A report from the human rights group said Coal India, the world’s largest coal producer, had failed to consult the indigenous communities living near mines in central and eastern India on acquiring the land, or the environmental impact.

In some cases, it found, local communities did not even know that their land was being acquired for mining purposes until it happened.

“Both the company and central and state governments don’t seem to care to speak or listen to vulnerable Adivasi (indigenous) communities whose lands are acquired and forests destroyed for coal mining,” news agency AFP quotes Aakar Patel, head of Amnesty International India as saying.

India’s indigenous communities form more than eight percent of the country’s 1.2bn people, according to the latest census of 2011.

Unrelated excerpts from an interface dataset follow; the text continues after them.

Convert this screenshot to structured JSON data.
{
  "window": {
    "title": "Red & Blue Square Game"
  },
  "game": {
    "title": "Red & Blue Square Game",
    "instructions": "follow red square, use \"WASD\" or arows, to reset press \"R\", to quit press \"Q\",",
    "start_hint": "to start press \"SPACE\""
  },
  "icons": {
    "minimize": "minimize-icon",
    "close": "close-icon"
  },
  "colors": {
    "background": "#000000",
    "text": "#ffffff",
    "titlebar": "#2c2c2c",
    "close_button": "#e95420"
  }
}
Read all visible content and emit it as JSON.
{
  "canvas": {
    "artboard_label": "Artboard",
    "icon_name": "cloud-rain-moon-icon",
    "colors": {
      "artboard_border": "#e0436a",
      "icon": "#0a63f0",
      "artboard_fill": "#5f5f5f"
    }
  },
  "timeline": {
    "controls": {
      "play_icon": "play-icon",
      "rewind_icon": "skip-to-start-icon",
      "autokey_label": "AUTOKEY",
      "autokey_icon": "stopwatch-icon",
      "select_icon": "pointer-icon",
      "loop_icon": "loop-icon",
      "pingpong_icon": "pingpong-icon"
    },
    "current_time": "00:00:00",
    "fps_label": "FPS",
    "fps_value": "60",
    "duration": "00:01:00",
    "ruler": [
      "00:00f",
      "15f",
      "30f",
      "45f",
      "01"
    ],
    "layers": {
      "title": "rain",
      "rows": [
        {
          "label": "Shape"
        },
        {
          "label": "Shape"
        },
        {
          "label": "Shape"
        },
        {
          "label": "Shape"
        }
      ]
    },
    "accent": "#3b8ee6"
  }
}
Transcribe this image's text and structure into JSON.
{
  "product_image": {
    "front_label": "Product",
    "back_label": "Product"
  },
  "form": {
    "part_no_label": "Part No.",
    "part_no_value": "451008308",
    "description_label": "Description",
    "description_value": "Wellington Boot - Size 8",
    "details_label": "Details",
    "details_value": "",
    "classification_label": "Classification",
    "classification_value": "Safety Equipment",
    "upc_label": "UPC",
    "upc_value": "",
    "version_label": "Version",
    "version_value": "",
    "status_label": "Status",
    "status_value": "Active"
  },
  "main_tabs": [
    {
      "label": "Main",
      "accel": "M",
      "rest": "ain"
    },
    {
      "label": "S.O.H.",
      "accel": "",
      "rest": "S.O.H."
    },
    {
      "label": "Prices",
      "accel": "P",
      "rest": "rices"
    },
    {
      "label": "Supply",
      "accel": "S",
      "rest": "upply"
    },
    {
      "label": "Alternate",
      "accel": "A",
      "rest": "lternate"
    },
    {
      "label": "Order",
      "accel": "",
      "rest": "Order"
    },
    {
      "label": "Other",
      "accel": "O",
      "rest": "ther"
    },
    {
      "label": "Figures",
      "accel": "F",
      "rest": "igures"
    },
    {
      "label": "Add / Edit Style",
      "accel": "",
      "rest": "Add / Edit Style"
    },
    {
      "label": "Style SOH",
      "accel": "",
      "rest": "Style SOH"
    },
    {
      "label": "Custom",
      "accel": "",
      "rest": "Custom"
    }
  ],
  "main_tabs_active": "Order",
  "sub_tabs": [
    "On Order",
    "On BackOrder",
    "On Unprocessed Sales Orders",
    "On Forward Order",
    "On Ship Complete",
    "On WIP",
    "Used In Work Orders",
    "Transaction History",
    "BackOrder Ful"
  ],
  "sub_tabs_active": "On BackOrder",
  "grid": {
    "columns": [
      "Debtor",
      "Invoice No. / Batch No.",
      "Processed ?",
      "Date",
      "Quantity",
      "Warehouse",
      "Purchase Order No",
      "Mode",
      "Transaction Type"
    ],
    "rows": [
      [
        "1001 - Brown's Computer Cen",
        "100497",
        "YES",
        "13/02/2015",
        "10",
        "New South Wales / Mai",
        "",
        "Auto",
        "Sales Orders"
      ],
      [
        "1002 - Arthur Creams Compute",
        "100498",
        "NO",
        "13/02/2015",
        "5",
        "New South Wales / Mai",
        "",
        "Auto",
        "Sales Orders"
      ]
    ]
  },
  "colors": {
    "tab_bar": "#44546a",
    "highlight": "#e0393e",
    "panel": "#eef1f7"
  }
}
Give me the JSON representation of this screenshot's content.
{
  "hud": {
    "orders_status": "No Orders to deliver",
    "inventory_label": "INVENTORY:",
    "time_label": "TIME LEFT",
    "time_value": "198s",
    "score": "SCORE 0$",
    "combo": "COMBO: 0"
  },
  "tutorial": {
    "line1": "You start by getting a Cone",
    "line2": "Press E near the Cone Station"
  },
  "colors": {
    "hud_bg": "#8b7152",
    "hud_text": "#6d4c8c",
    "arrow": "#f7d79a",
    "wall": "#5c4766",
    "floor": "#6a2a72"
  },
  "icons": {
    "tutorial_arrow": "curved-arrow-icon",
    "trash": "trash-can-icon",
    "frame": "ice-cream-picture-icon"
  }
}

Many are illiterate and live in extreme poverty, relying on the land for food.

The report said the central government had acquired land in all three Coal India mines its investigators examined, without directly informing affected families, or consulting them about their resettlement.

One interviewee said he only discovered the land was being acquired after the deal was signed.

A Coal India official dismissed the findings of the report, saying it was “next to impossible” to blatantly flout rules and regulations in place for such communities that are often protected by various agencies, including state governments.

“CIL (Coal India Limited) cannot forcibly evict people for projects. There are too many laws, rules, statutory stipulations in place to check such violations,” the official said on the condition of anonymity.

Coal reliance

Amnesty, however, says Coal India followed rules superficially only to show on paper and failed to genuinely enforce them on the ground, citing cases of authorities spending barely minutes to explain impacts of mining or government panels hardly raising the communities’ concerns at approval meetings.

“Authorities and companies appear to have seen public hearings more as a bureaucratic hurdle to overcome than a genuine opportunity to hear and address community concerns,” said Aruna Chandrasekhar, a senior researcher at Amnesty International India.

Prime Minister Narendra Modi’s right-wing government is seeking to double coal production by 2020 to one billion tonnes annually to meet the needs of its burgeoning economy.

India sits on the world’s fifth largest coal reserves and already relies on coal for 60% of its power.

The Amnesty report was based on interviews with 124 affected people, government officials, Coal India representatives and local journalists, activists and lawyers between January 2014 and February 2016.

Amnesty said it had submitted its findings to state authorities and the companies concerned for comment, but had not received a response. 

Updated On: july 20, 2016